**DESCRIPTION OF THE TASK**
Among the entries that follow, find every line with the word "Shift" and copy it.

**SOURCE MATERIAL**
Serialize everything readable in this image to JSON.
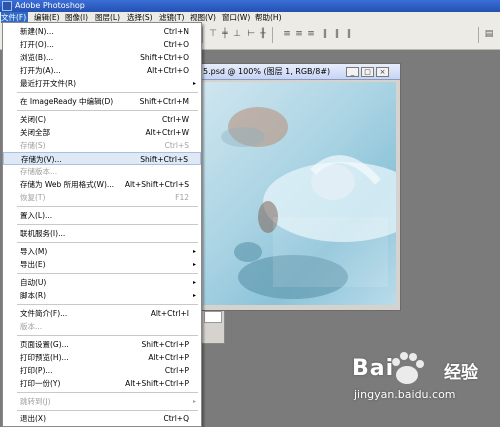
{
  "app": {
    "title": "Adobe Photoshop"
  },
  "menubar": [
    {
      "label": "文件(F)"
    },
    {
      "label": "编辑(E)"
    },
    {
      "label": "图像(I)"
    },
    {
      "label": "图层(L)"
    },
    {
      "label": "选择(S)"
    },
    {
      "label": "滤镜(T)"
    },
    {
      "label": "视图(V)"
    },
    {
      "label": "窗口(W)"
    },
    {
      "label": "帮助(H)"
    }
  ],
  "document": {
    "title": "5.psd @ 100% (图层 1, RGB/8#)",
    "btn_min": "_",
    "btn_max": "□",
    "btn_close": "×"
  },
  "file_menu": {
    "items": [
      {
        "label": "新建(N)...",
        "shortcut": "Ctrl+N"
      },
      {
        "label": "打开(O)...",
        "shortcut": "Ctrl+O"
      },
      {
        "label": "浏览(B)...",
        "shortcut": "Shift+Ctrl+O"
      },
      {
        "label": "打开为(A)...",
        "shortcut": "Alt+Ctrl+O"
      },
      {
        "label": "最近打开文件(R)",
        "shortcut": ""
      },
      {
        "label": "在 ImageReady 中编辑(D)",
        "shortcut": "Shift+Ctrl+M"
      },
      {
        "label": "关闭(C)",
        "shortcut": "Ctrl+W"
      },
      {
        "label": "关闭全部",
        "shortcut": "Alt+Ctrl+W"
      },
      {
        "label": "存储(S)",
        "shortcut": "Ctrl+S"
      },
      {
        "label": "存储为(V)...",
        "shortcut": "Shift+Ctrl+S"
      },
      {
        "label": "存储版本...",
        "shortcut": ""
      },
      {
        "label": "存储为 Web 所用格式(W)...",
        "shortcut": "Alt+Shift+Ctrl+S"
      },
      {
        "label": "恢复(T)",
        "shortcut": "F12"
      },
      {
        "label": "置入(L)...",
        "shortcut": ""
      },
      {
        "label": "联机服务(I)...",
        "shortcut": ""
      },
      {
        "label": "导入(M)",
        "shortcut": ""
      },
      {
        "label": "导出(E)",
        "shortcut": ""
      },
      {
        "label": "自动(U)",
        "shortcut": ""
      },
      {
        "label": "脚本(R)",
        "shortcut": ""
      },
      {
        "label": "文件简介(F)...",
        "shortcut": "Alt+Ctrl+I"
      },
      {
        "label": "版本...",
        "shortcut": ""
      },
      {
        "label": "页面设置(G)...",
        "shortcut": "Shift+Ctrl+P"
      },
      {
        "label": "打印预览(H)...",
        "shortcut": "Alt+Ctrl+P"
      },
      {
        "label": "打印(P)...",
        "shortcut": "Ctrl+P"
      },
      {
        "label": "打印一份(Y)",
        "shortcut": "Alt+Shift+Ctrl+P"
      },
      {
        "label": "跳转到(J)",
        "shortcut": ""
      },
      {
        "label": "退出(X)",
        "shortcut": "Ctrl+Q"
      }
    ]
  },
  "watermark": {
    "brand": "Bai",
    "brand_du": "经验",
    "site": "jingyan.baidu.com"
  },
  "icons": {
    "submenu_arrow": "▸"
  },
  "colors": {
    "menu_highlight": "#316ac5",
    "hover_row": "#dfe9f6",
    "title_bar": "#2c5cc5"
  }
}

**RESULT OF THIS TASK**
        "shortcut": "Shift+Ctrl+O"
        "shortcut": "Shift+Ctrl+M"
        "shortcut": "Shift+Ctrl+S"
        "shortcut": "Alt+Shift+Ctrl+S"
        "shortcut": "Shift+Ctrl+P"
        "shortcut": "Alt+Shift+Ctrl+P"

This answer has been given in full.